Throughout the time that he ran the MWL and the Rabita Trust, Naseef kept his hand in at the IMMA. In fact, he continued to be listed on the masthead as a member of the “advisory editorial board” at the IMMA’s journal until 2003. We might hazard a guess why his name disappeared after that: in 2004, he was named as a defendant in the civil case brought by victims of the 9/11 atrocities. (In 2010, a federal court dropped him from the suit — not because he was found uninvolved, but because a judge reasoned the American court lacked personal jurisdiction over him.)

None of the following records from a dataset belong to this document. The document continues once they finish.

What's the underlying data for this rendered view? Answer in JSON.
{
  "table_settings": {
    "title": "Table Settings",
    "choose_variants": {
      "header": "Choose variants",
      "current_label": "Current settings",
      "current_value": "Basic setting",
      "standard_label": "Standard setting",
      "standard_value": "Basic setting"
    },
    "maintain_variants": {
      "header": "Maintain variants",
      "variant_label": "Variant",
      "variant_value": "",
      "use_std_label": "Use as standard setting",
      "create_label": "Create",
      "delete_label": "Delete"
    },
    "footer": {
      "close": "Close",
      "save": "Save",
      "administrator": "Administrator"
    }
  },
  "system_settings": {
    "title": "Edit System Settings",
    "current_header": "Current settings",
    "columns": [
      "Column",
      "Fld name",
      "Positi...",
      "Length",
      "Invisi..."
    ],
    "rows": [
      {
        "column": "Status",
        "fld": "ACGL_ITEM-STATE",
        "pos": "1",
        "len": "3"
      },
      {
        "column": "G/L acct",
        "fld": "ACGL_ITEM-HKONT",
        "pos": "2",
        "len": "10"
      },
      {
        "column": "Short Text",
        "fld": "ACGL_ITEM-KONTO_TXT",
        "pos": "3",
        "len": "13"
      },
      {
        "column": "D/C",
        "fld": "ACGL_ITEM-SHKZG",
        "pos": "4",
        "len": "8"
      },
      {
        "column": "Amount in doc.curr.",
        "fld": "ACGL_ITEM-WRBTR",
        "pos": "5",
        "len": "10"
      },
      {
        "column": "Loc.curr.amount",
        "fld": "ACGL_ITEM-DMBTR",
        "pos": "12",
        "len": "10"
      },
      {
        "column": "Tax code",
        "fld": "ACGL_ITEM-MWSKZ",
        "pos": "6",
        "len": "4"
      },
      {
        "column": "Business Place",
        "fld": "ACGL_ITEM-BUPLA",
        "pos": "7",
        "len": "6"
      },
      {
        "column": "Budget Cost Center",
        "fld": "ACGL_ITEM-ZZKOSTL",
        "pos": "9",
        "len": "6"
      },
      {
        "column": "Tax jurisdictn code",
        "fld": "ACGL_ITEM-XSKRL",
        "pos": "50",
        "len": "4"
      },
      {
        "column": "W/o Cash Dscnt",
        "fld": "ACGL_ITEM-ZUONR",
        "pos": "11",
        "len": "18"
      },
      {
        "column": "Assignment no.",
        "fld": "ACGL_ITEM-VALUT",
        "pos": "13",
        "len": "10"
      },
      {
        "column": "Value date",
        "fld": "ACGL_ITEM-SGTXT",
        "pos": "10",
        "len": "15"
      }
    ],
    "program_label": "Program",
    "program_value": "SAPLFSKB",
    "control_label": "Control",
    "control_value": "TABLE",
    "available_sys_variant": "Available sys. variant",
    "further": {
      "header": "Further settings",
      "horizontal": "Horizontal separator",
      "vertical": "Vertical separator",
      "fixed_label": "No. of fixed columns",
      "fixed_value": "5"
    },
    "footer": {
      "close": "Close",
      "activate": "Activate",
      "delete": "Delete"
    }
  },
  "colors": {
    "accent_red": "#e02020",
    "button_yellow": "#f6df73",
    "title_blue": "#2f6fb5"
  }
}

Huma Abedin was affiliated with the IMMA’s journal for a dozen years, from 1996 through 2008. She overlapped with its founder, Naseef, for at least seven years — it could be more, but I am assuming for argument’s sake that Naseef had no further involvement in his institute once his name was removed from the masthead.
The case against Ms. Abedin’s suitability for a high-level position with access to the nation’s secrets gets much worse if you add in her family ties.
To summarize what I’ve already outlined here at Ordered Liberty: her parents were recruited by Naseef to head up the IMMA; her mother is an active member of Muslim Brotherhood organizations — including the Muslim Sisterhood and two entities that are part of Sheikh Qaradawi’s Union of Good, another designated terrorist organization; there is persuasive evidence that her father was a member of the Brotherhood — e.g., the intimate tie to Naseef and his widow’s membership in the Muslim Sisterhood (which is substantially comprised of wives and female relatives of prominent Muslim Brothers); her mother is a tireless advocate of sharia law as preached by Qaradawi and the Brotherhood; and her brother, who is also affiliated with the IMMA’s journal, was a fellow at an Islamist institute (the Oxford Center for Islamic Studies) on whose board sat both Naseef and Qaradawi.
Nevertheless, the family ties to the Brotherhood only further elucidate what is already patent: Huma Abedin’s connection to Abdullah Omar Naseef, by itself, would have been more than enough justification to deny her a security clearance. That would have made it inconceivable that she could serve as deputy chief of staff to the secretary of state.
Ms. Abedin has very disturbing connections to the Muslim Brotherhood. Though she is not a policymaker, she is an important adviser, and during her three-year tenure, federal government policy has radically shifted in the Brotherhood’s favor, to the point that the Obama administration is not only embracing the previously shunned Brotherhood but issuing visas to members of formally designated terrorist organizations.
The question is not whether the five House conservatives were off-base in asking for an investigation into ties between administration officials and Islamist organizations. The question is why the other 430 members of the House haven’t joined them — and why John McCain, John Boehner, and other Republican establishment luminaries are championing the Muslim Brotherhood’s side of the dispute.